1.1 The application discloses a system for facilitating delivery of parcels via a carrier (e.g. logistics company, courier, authorised agent) to alternate delivery locations in response to an unsuccessful delivery attempt to a primary delivery address (e.g. the intended parcel recipient’s residence). An alternate delivery location may be a locker bank comprising a plurality of secure lockers at any suitable location, such as at a stand-alone facility or another facility such as, for example, a retail store, a gas station or a pharmacy (page 2, last full paragraph, to page 3, second line).
1.3 In particular embodiments, as described on page 3, first full paragraph, when the driver representing a carrier arrives at a locker bank to deliver a parcel to the locker bank: (1) the driver indicates, via a system directly accessed at the locker location and/or via a portable computing device, that the parcel is to be delivered; (2) an appropriate locker is selected by the system or the driver, for instance based on a size of the parcel, time of day, type of package or special handling instructions for the parcel; (3) the driver places the parcel in the chosen locker; (4) the computer system associated with the locker bank sends an electronic notification to the parcel’s shipper, consignee, carrier and/or third party that the parcel is in the locker bank; and (5) the locker bank holds the parcel until it is retrieved from the locker, or until a predetermined amount of time passes.
Fig. 3 of WO 2015/057734 A2
Here is how the invention is defined in claim 1 of the main request:
Is it technical?
As a first step, the Board in charge determined the distinguishing features of claim 1 over the closest prior art document D1:
7. It follows from the above that the subject-matter of claim 1 differs from the method of document D1 in that it includes features (b), (i.1) to (i.3) and the following feature:
(a”) at the logistics server, receiving from a mobile computing device a first indication that delivery of the one or more parcels is not possible at a primary delivery location.
Next, the Appellant argued the technical effect, specifically with respect to distinguishing feature (b) as follows:
8. The appellant argued that features (a), (b) and (c) had the technical effect of providing a method for delivery of a package to a recipient for automatic retrieval …
From this, the Appellant formulated the technical problem:
8. … and solved the technical problem of finding an alternative to placing the packages in a mail room if no lockers were available.
However, the Board in charge did not agree and found that the distinguishing features would only concern non-technical requirements in terms of business considerations:
The board is however of the opinion that distinguishing features (a”) and (b) concern the non-technical requirement of giving preference to delivery of the one or more parcels to a primary delivery location before delivering to one of the locker banks and of selecting a suitable locker bank location based at least in part on the primary delivery location.

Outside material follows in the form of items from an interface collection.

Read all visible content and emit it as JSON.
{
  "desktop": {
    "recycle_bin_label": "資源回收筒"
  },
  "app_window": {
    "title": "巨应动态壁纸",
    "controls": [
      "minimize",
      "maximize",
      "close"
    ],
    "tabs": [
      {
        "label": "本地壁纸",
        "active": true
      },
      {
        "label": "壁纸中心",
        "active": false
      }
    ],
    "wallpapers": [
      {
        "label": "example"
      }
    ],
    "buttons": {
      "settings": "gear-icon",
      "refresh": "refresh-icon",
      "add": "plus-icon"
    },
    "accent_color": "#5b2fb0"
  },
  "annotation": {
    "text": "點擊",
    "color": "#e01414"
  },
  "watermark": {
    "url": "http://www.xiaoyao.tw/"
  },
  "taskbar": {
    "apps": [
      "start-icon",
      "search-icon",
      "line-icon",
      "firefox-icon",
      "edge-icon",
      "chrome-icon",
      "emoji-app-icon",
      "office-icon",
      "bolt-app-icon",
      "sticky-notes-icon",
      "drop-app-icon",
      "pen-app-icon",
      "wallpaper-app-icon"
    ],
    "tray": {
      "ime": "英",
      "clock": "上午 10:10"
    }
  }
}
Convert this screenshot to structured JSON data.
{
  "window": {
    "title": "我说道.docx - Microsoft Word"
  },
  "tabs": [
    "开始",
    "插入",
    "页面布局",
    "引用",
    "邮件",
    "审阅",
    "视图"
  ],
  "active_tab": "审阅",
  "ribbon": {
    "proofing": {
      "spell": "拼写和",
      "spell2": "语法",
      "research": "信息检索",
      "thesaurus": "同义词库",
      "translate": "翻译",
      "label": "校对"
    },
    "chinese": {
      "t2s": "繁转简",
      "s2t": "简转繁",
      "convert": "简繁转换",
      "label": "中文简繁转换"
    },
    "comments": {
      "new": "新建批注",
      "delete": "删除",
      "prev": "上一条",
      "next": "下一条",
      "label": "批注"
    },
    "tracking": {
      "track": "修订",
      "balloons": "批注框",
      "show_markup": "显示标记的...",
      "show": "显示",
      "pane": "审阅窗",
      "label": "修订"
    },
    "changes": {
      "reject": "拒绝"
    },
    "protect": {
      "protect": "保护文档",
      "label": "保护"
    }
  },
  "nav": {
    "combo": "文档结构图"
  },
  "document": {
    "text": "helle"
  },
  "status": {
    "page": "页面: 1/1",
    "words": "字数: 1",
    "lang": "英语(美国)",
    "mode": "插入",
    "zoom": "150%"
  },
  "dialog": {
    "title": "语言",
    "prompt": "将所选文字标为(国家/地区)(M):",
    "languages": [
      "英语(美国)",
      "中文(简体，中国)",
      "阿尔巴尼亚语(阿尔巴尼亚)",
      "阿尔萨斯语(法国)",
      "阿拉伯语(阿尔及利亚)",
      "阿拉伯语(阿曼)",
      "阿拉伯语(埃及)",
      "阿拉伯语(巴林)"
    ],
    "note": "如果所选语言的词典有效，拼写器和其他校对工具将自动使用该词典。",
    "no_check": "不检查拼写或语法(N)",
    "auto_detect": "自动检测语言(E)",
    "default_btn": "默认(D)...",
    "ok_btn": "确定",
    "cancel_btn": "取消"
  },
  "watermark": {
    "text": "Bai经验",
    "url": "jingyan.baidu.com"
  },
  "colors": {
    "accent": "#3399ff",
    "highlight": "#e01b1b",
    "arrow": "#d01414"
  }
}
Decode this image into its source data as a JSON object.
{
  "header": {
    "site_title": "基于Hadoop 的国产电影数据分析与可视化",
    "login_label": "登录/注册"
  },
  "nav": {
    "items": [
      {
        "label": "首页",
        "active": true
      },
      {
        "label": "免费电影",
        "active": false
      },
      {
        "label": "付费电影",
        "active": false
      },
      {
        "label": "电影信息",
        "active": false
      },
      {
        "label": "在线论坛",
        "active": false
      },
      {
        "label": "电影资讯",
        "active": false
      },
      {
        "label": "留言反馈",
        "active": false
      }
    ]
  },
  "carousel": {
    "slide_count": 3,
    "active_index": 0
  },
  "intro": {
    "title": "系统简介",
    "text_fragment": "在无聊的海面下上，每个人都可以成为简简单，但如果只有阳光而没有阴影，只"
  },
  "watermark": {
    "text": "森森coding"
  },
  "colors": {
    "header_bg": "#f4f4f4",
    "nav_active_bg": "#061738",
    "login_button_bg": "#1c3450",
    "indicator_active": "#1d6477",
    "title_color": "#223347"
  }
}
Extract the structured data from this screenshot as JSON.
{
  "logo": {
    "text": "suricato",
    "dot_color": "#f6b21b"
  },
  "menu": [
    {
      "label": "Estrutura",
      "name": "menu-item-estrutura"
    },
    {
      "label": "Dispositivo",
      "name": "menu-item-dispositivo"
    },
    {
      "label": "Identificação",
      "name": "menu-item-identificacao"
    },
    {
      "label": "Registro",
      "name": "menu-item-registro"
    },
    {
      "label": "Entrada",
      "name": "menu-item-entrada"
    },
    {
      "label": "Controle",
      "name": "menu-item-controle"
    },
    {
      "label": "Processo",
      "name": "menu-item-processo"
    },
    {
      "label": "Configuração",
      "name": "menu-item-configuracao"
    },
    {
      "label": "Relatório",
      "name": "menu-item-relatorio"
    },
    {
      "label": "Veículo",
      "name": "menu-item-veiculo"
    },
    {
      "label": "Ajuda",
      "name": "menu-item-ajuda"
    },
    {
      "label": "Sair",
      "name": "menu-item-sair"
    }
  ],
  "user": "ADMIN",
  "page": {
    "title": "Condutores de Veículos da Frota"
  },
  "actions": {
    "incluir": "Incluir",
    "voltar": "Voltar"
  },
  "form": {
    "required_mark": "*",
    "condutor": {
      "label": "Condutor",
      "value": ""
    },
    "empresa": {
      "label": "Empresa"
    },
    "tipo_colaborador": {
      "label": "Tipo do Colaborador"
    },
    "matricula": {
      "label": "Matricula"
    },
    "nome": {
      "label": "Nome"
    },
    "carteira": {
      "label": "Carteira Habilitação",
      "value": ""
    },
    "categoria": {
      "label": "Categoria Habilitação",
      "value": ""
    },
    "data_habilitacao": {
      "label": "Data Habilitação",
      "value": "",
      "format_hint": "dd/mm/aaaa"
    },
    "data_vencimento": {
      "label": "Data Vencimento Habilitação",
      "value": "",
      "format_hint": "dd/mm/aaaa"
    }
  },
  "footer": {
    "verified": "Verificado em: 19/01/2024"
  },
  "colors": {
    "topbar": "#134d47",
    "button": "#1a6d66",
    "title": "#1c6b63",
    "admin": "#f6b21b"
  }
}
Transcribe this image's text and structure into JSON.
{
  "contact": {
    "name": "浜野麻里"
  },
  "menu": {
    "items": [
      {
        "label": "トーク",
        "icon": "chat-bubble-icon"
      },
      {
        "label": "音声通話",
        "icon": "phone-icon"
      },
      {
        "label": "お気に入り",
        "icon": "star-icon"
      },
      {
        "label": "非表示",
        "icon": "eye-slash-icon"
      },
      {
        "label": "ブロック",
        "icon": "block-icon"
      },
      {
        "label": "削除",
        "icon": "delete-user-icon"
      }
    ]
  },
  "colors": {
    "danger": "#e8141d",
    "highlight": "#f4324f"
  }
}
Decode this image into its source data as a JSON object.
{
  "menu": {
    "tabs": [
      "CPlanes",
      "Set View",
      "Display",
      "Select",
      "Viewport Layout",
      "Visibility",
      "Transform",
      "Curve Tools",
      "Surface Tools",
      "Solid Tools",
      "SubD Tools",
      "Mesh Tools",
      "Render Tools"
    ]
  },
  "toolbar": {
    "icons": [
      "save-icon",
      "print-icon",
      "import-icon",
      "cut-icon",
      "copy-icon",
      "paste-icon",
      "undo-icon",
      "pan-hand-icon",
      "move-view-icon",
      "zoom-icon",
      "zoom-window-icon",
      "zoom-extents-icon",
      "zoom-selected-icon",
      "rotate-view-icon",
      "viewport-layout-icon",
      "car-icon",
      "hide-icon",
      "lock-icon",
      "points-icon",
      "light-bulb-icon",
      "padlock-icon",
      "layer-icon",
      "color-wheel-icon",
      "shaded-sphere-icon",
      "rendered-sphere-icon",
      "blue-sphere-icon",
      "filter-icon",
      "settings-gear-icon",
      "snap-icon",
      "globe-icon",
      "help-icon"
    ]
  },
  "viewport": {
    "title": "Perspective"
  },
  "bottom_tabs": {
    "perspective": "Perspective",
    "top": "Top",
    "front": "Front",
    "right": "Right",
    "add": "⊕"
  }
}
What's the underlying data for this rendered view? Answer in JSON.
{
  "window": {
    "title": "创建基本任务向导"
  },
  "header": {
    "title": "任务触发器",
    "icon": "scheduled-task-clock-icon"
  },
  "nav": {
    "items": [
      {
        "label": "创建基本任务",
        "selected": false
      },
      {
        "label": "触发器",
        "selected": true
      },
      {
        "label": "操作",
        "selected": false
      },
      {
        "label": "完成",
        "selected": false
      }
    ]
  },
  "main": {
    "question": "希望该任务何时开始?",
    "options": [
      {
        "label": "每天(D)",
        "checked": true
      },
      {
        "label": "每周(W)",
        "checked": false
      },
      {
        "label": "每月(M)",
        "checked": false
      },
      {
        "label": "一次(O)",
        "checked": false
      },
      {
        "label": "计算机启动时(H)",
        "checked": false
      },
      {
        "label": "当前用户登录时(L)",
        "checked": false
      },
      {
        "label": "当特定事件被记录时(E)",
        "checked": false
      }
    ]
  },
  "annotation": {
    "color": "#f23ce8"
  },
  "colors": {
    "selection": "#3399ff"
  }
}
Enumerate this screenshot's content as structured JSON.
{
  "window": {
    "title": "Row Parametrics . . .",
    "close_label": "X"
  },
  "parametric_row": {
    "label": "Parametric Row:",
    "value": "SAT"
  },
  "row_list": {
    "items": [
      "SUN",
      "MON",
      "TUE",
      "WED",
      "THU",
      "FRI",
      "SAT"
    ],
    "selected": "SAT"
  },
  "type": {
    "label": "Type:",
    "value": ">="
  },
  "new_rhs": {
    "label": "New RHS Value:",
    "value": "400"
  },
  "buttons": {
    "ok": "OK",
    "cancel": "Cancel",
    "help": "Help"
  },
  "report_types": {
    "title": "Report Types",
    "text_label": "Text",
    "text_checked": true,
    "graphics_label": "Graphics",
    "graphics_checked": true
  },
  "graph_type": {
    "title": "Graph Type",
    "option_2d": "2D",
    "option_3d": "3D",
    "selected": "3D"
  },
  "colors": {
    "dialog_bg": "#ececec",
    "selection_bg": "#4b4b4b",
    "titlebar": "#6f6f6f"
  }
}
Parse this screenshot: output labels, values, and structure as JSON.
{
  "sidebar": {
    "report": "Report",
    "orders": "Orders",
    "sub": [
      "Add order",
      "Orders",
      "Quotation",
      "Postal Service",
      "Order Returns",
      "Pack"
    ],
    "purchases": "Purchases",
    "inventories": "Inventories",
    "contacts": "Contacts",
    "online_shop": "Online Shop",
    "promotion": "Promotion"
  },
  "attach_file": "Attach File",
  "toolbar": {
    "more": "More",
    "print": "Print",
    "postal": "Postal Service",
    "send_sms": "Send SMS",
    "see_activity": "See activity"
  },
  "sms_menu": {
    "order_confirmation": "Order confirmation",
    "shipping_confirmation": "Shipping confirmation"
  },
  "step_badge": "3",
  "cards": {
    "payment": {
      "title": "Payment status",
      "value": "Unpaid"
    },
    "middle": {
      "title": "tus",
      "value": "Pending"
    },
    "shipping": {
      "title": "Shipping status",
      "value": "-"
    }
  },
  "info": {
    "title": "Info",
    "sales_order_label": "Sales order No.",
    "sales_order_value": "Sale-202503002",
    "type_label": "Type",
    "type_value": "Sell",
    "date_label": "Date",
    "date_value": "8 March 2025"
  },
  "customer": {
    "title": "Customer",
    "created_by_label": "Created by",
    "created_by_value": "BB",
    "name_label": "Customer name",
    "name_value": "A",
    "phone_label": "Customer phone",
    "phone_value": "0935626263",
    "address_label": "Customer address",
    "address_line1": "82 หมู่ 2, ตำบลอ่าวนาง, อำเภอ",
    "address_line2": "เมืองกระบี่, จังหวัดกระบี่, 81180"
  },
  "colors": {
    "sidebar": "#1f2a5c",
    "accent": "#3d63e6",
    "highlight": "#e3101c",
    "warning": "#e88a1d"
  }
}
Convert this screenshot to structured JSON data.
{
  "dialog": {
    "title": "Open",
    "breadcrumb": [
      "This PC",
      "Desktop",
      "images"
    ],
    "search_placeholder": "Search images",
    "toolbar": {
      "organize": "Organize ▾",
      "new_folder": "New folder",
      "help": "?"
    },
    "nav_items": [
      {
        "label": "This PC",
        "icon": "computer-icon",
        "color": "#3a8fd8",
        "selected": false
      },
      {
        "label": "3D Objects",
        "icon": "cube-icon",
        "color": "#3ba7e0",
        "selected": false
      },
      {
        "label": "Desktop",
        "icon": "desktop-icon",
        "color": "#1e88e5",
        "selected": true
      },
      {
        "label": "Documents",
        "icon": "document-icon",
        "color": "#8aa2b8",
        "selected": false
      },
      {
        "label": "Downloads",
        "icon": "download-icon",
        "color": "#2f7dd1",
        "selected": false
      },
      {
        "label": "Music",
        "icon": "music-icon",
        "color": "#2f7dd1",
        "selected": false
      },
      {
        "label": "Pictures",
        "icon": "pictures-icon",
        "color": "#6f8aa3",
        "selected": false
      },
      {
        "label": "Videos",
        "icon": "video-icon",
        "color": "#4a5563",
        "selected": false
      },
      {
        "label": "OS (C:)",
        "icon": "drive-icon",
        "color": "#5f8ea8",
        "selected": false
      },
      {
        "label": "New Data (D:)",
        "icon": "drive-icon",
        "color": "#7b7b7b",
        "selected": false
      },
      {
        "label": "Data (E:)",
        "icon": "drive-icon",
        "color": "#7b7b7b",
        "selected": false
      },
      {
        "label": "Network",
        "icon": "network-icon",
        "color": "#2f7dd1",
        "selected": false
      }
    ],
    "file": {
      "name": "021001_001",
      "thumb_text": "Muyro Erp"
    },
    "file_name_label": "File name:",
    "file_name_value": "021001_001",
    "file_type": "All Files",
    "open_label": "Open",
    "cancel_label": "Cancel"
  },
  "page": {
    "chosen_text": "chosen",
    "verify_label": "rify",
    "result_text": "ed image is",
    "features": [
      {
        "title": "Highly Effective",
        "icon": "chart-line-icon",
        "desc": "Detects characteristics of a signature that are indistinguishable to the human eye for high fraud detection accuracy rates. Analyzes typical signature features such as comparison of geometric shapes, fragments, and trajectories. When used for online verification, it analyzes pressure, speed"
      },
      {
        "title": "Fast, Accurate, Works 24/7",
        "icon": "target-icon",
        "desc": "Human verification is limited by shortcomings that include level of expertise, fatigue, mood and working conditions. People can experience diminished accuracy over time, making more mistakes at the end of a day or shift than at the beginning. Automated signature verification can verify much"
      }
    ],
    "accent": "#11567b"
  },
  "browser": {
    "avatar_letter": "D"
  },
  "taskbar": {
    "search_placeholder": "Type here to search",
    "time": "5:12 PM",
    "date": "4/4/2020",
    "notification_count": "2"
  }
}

The board notes that the choice of a delivery location can be based on non-technical business considerations and constraints or preferences of the recipient (such as a preference for a specific location for picking up the packet, e.g. a locker near the recipient’s residence or the workplace).
To convince the Board, the Appellant also argued a technical effect regarding the further distinguishing features (i), (i.1) to (i3):
9. The appellant argued that features (i), (i.1), (i.2), and (i.3) provided the technical effect of enabling a secure delivery of packages and solved the objective technical problem of providing a secure delivery at an alternative location. …
Notably, the Board left it open whether confirming the identity as defined by feature (i) is technical. However, such an implementation would have been obvious to the skilled person:
9.1 It is questionable whether the concept of confirming the identity of the individual on the basis of the individual’s location is technical. Its implementation using a computing device in the ways described in the application would have been obvious for the skilled person at the priority date of the present application, as the use of mobile devices with advanced location technology had already become ubiquitous, and location-based services were widely used.
As a result, the Board dismissed the appeal due to lack of inventive step.
You can read the whole decision here: T 1909/19 (Confirming identity at locker bank/UPC) of March 10, 2022